┌─ Material for this exercise
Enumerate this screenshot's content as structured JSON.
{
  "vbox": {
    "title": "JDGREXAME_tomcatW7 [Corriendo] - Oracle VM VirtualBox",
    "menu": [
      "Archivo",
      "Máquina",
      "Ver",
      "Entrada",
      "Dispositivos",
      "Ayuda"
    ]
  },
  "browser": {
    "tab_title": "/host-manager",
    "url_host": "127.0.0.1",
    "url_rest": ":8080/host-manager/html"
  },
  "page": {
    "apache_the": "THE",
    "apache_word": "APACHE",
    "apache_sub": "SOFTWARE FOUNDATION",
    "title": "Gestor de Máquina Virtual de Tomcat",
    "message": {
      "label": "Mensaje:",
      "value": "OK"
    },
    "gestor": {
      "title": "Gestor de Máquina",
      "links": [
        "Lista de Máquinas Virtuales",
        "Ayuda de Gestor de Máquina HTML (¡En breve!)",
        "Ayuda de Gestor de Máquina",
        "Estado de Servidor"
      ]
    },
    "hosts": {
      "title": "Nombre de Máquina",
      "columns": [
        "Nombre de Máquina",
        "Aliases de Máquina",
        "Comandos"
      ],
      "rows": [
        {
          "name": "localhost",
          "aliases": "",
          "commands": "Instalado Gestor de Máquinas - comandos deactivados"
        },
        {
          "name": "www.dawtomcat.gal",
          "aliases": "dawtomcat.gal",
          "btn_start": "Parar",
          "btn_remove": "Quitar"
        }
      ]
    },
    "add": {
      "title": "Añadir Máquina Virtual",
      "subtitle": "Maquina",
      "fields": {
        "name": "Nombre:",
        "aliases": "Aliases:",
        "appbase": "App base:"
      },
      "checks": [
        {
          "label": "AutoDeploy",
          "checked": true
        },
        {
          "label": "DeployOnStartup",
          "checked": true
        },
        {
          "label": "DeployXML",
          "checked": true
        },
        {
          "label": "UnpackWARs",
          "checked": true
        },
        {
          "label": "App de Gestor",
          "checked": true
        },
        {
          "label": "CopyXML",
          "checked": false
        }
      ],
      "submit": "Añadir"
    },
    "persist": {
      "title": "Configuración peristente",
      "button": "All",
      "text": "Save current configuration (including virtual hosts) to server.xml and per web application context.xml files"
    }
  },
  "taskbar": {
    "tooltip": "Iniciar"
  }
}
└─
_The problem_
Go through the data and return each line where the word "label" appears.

_Answer to the exercise_
      "label": "Mensaje:",
          "label": "AutoDeploy",
          "label": "DeployOnStartup",
          "label": "DeployXML",
          "label": "UnpackWARs",
          "label": "App de Gestor",
          "label": "CopyXML",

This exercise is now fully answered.